“Weekend Update”: Anthony Crispino comes on with the second hand news, because apparently Bobby Moynihan didn’t get anything else approved during this week’s writing sessions. (Let’s be thankful Buckingham didn’t come back on to play Fleetwood Mac’s “Second Hand News” here. I have too much love for “Rumours” to have it sullied by Crispino.) Will Smith comes on to answer complaints about his trailer during the filming of “Men in Black III.” Sadly, recent lack of use of Jay Pharoah on “SNL” rendered this segment rather stilted. Finally, Garth and Kat come out to round out “Update” with their improvised musical stylings. Here’s the weird thing: Fred Armisen and Kristen Wiig are so good at reading each other at this point that the entire gag (that the two are mostly out of sync) has gone away. That changes the point of the sketch from laughing at the way Wiig tries to keep up into marveling at the ESP of it all. I’d rather laugh than marvel this late at night. [Grade: C]

“Poker Night”: It’s 12:30 am as this sketch starts, meaning we had two sketches total in the first hour. Wow. The song time out for this recurring sketch: Cat Stevens’ “Wild World,” as four guys sit around and tell increasingly odd stories in between choruses. Like Garth and Kat, this one’s about execution more than actual content, with the trick in writing setups just long enough to deliver the punch line on time. Unfortunately, while some of the jokes land solidly, the repeated singing segments kept stopping comic momentum cold. But hey, none of the other iterations of this sketch had a “Human Centipede” reference, so, um, that’s something? [Grade: B-]

“Murder on the 23rd Floor”: Hoo boy. That was the opposite of good. “One Take” Tony Taluca can’t actually do anything in one take back in Ye Olde 1941 Hollywood. Funny, right? Wrong. The less said about this, the better. When a hat-wearing dog is the highlight of the sketch, you know you have problems. [Grade: D]

 

Paul Simon returns with the title track of his album, a New Orleans-tinged tune that wouldn’t be terribly out of place if covered over on “Treme.” There’s a real musical bite to the verses that gives way to a more ethereal chorus, which reflects the two sides of the title “So Beautiful or So What”. Bob Dylan saw a creative and critical resurgence in the latter half of his career: could Simon be on the same path? Hard to say, but his performances tonight certainly haven’t hurt his chances. [Grade: A-]

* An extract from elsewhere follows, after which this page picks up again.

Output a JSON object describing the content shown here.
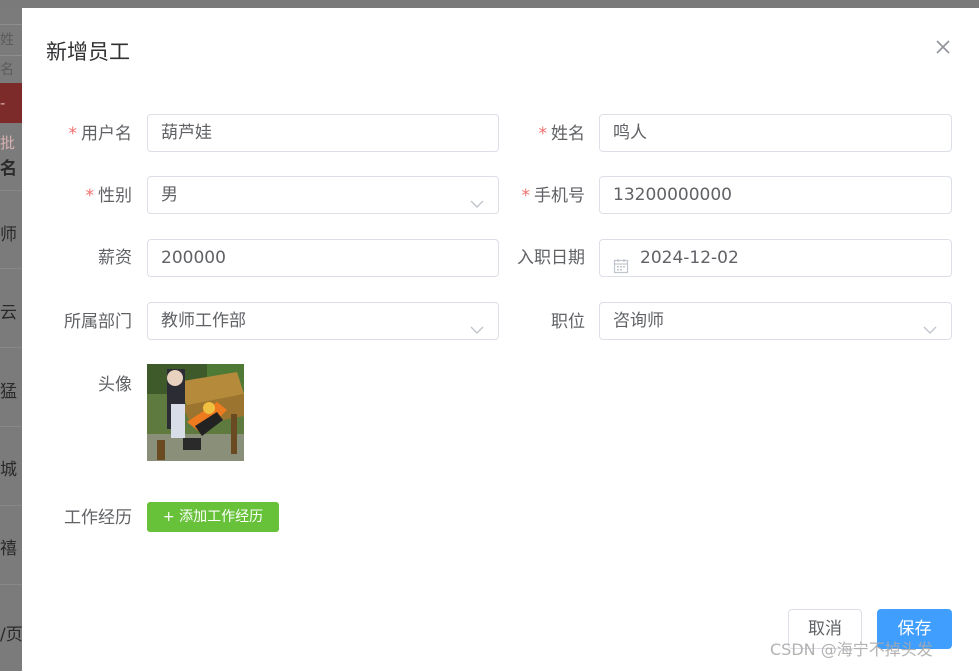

“Ann-Margaret Tries To Throw Away a Wad of Paper Into a Trashcan”: The title sounds like a companion piece to Pearl Jam’s “Elderly Woman Behind The Counter In A Small Town.” This felt like a piece that Wiig did in 30 Rockefeller late at night after her fourth Red Bull, and someone said, “Let’s built a set for this!” So slight a sketch that a stiff breeze could have blown it away, but it also had an effervescence that the rest of the show essentially lacked. For a 12:55 am sketch, this is just right. [Grade: B+]

“Generic Republican Advertisement”: Helms plays one of the many Republican candidates currently in play but still largely unknown in the general population as one Voltron-esque candidate. And in the time it took me to write that, the sketch is over. Guess “SNL” didn’t want to bust out two recycled commercials in one episode. [Grade: D-]

 

Best Sketch: “What Up With That?”

Worst Sketch: “Generic Republican Advertisement”

Biggest Takeaway: The show clearly had a tough time figuring out its ninety minutes this week, with only two sketches in the first hour yet four in the final thirty minutes. One could argue that Wiig’s time pushing “Bridesmaids” might have hurt them this week. But with no Abby Elliot at all, and an almost complete lack of Nasim Pedrad and Vanessa Bayer, one could also argue that this might have been the weakest episode in terms of female representation all season. “SNL” needs to figure out how to better use them, or, if they don’t have confidence in these women, fire them and get new blood into the mix. I’d argue the former is the solution, but I’m not in the writers’ room all week, so I can’t rule out the latter.

 

What did you think of tonight’s episode? Did the pacing of the show seem off, or did the show wisely hold its weaker material back as far as possible? Does “SNL” unfairly underutilize its female members, or does Wiig deserve the lion’s share of air time? Sound off below!